[Interface dataset entries]

************

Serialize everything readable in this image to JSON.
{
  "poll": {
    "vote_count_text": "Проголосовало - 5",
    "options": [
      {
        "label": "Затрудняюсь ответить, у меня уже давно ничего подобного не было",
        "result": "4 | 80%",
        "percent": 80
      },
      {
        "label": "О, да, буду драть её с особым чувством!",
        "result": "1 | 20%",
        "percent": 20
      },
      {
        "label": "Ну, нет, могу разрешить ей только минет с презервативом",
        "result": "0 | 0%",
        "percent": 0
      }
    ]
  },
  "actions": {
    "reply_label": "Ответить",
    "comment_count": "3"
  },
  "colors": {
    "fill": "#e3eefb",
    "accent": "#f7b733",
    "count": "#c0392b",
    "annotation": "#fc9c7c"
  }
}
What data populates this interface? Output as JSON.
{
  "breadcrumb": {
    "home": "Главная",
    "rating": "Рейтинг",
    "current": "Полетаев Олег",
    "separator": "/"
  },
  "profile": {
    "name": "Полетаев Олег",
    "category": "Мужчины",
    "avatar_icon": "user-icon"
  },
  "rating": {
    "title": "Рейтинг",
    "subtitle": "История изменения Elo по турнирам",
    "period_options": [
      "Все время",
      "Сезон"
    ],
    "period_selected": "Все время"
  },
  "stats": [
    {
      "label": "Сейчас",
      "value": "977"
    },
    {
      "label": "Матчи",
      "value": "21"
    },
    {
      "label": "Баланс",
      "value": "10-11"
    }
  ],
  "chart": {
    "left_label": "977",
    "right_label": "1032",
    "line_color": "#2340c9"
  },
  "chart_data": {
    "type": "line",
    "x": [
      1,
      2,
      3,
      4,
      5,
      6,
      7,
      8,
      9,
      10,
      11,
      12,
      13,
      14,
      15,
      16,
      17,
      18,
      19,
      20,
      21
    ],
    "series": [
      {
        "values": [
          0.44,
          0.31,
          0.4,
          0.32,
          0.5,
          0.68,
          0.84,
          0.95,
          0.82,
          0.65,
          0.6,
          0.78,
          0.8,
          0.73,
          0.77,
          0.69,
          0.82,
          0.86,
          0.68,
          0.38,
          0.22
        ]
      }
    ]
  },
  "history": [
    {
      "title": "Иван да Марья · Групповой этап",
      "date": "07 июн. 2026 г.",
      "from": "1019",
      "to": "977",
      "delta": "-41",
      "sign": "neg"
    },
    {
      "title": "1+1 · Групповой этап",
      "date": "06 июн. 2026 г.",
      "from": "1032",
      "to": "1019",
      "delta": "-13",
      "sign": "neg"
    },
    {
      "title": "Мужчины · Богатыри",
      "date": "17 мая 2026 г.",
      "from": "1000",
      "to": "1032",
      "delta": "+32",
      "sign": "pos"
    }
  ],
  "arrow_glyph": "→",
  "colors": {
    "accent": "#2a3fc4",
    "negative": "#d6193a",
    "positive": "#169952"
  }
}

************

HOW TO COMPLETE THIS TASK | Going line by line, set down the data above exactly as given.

WORKED SOLUTION |
Serialize everything readable in this image to JSON.
{
  "poll": {
    "vote_count_text": "Проголосовало - 5",
    "options": [
      {
        "label": "Затрудняюсь ответить, у меня уже давно ничего подобного не было",
        "result": "4 | 80%",
        "percent": 80
      },
      {
        "label": "О, да, буду драть её с особым чувством!",
        "result": "1 | 20%",
        "percent": 20
      },
      {
        "label": "Ну, нет, могу разрешить ей только минет с презервативом",
        "result": "0 | 0%",
        "percent": 0
      }
    ]
  },
  "actions": {
    "reply_label": "Ответить",
    "comment_count": "3"
  },
  "colors": {
    "fill": "#e3eefb",
    "accent": "#f7b733",
    "count": "#c0392b",
    "annotation": "#fc9c7c"
  }
}
What data populates this interface? Output as JSON.
{
  "breadcrumb": {
    "home": "Главная",
    "rating": "Рейтинг",
    "current": "Полетаев Олег",
    "separator": "/"
  },
  "profile": {
    "name": "Полетаев Олег",
    "category": "Мужчины",
    "avatar_icon": "user-icon"
  },
  "rating": {
    "title": "Рейтинг",
    "subtitle": "История изменения Elo по турнирам",
    "period_options": [
      "Все время",
      "Сезон"
    ],
    "period_selected": "Все время"
  },
  "stats": [
    {
      "label": "Сейчас",
      "value": "977"
    },
    {
      "label": "Матчи",
      "value": "21"
    },
    {
      "label": "Баланс",
      "value": "10-11"
    }
  ],
  "chart": {
    "left_label": "977",
    "right_label": "1032",
    "line_color": "#2340c9"
  },
  "chart_data": {
    "type": "line",
    "x": [
      1,
      2,
      3,
      4,
      5,
      6,
      7,
      8,
      9,
      10,
      11,
      12,
      13,
      14,
      15,
      16,
      17,
      18,
      19,
      20,
      21
    ],
    "series": [
      {
        "values": [
          0.44,
          0.31,
          0.4,
          0.32,
          0.5,
          0.68,
          0.84,
          0.95,
          0.82,
          0.65,
          0.6,
          0.78,
          0.8,
          0.73,
          0.77,
          0.69,
          0.82,
          0.86,
          0.68,
          0.38,
          0.22
        ]
      }
    ]
  },
  "history": [
    {
      "title": "Иван да Марья · Групповой этап",
      "date": "07 июн. 2026 г.",
      "from": "1019",
      "to": "977",
      "delta": "-41",
      "sign": "neg"
    },
    {
      "title": "1+1 · Групповой этап",
      "date": "06 июн. 2026 г.",
      "from": "1032",
      "to": "1019",
      "delta": "-13",
      "sign": "neg"
    },
    {
      "title": "Мужчины · Богатыри",
      "date": "17 мая 2026 г.",
      "from": "1000",
      "to": "1032",
      "delta": "+32",
      "sign": "pos"
    }
  ],
  "arrow_glyph": "→",
  "colors": {
    "accent": "#2a3fc4",
    "negative": "#d6193a",
    "positive": "#169952"
  }
}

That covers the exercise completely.